Tags: Air Quality, Air Quality Program, Alex S. Cloud, Clean Air Act Title V Operating Permit, Clean Air Excellence Award, Crystal Kelly, David Heermance, EPA, Hall of Warriors, Legal, Legal Department, Lorelyn Hall, Mark Hutson, Policy Innovation, Regulatory Innovation, Tom Johnson, Tribal Council, U.S. Environmental Protection Agency
The Southern Ute Indian Tribe gathered in the Hall of Warriors on Tuesday, Dec. 13 to celebrate the national recognition of the tribe’s Air Quality Program. The Air Quality Program received U.S. Environmental Protection Agency (EPA) 2016 Clean Air Excellence Award for Regulatory and Policy Innovation, back in June of this year.
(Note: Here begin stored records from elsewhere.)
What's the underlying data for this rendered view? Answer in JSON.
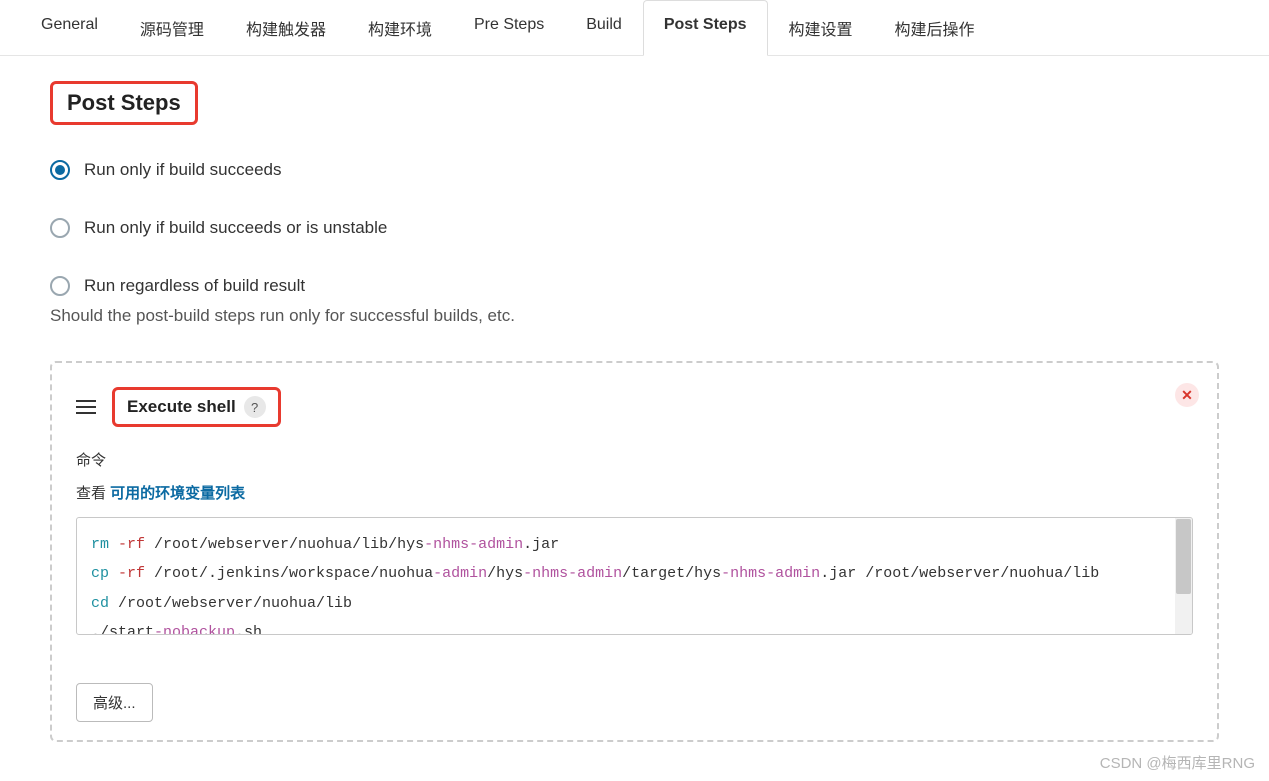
{
  "tabs": {
    "general": "General",
    "scm": "源码管理",
    "triggers": "构建触发器",
    "env": "构建环境",
    "pre": "Pre Steps",
    "build": "Build",
    "post": "Post Steps",
    "settings": "构建设置",
    "postbuild": "构建后操作"
  },
  "section": {
    "title": "Post Steps",
    "opt1": "Run only if build succeeds",
    "opt2": "Run only if build succeeds or is unstable",
    "opt3": "Run regardless of build result",
    "help": "Should the post-build steps run only for successful builds, etc."
  },
  "step": {
    "title": "Execute shell",
    "help_badge": "?",
    "close": "✕",
    "cmd_label": "命令",
    "env_prefix": "查看 ",
    "env_link": "可用的环境变量列表"
  },
  "code": {
    "line1_a": "rm",
    "line1_b": " -rf",
    "line1_c": " /root/webserver/nuohua/lib/hys",
    "line1_d": "-nhms-admin",
    "line1_e": ".jar",
    "line2_a": "cp",
    "line2_b": " -rf",
    "line2_c": " /root/.jenkins/workspace/nuohua",
    "line2_d": "-admin",
    "line2_e": "/hys",
    "line2_f": "-nhms-admin",
    "line2_g": "/target/hys",
    "line2_h": "-nhms-admin",
    "line2_i": ".jar /root/webserver/nuohua/lib",
    "line3_a": "cd",
    "line3_b": " /root/webserver/nuohua/lib",
    "line4_a": "./start",
    "line4_b": "-nobackup",
    "line4_c": ".sh"
  },
  "advanced": "高级...",
  "watermark": "CSDN @梅西库里RNG"
}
The tribe received the award for successful implementation of its Clean Air Act Title V Operating Permit program – the first and only approved Title V air program in Indian Country.
At the ceremony Environmental Programs Division Head Tom Johnson talked about the history of the program and the role the tribe has played in making all its environmental programs a priority.
“The tribe for many years has had excellent Air Quality Program thanks to the membership, staff and guidance from council and everyone here.”
Vice Chairman Alex S. Cloud recognized Air Quality staff handing out beaded Southern Ute Indian Tribe pins. Cloud said “We’ve come a long way,” and added that the tribe is number one in the country in different areas and that’s thanks to the staff.
Air Quality Program Manager Mark Hutson received a beaded bolo tie of the EPD logo.
“Thanks to the staff that help us do our work and thanks to [Michael] Frost for his vision to get this program going,” Hutson said. “I came here 3 years ago and it was the best choice I’ve made.”
The Air Quality Program began with a basic monitoring program in 1981 under Mike “Fire” Frost, Johnson said. Frost played an integral role in establishing the Environmental Programs Division and is remembered for his enthusiasm and work to improve public health and environmental protection on the Southern Ute Reservation and all across Indian Country.
Cheryl Frost sister of the late Mike “Fire” Frost spoke on her family’s behalf at the ceremony.
“He would be proud … you’d make him proud,” Frost said thanking the staff for continuing the work of her brother.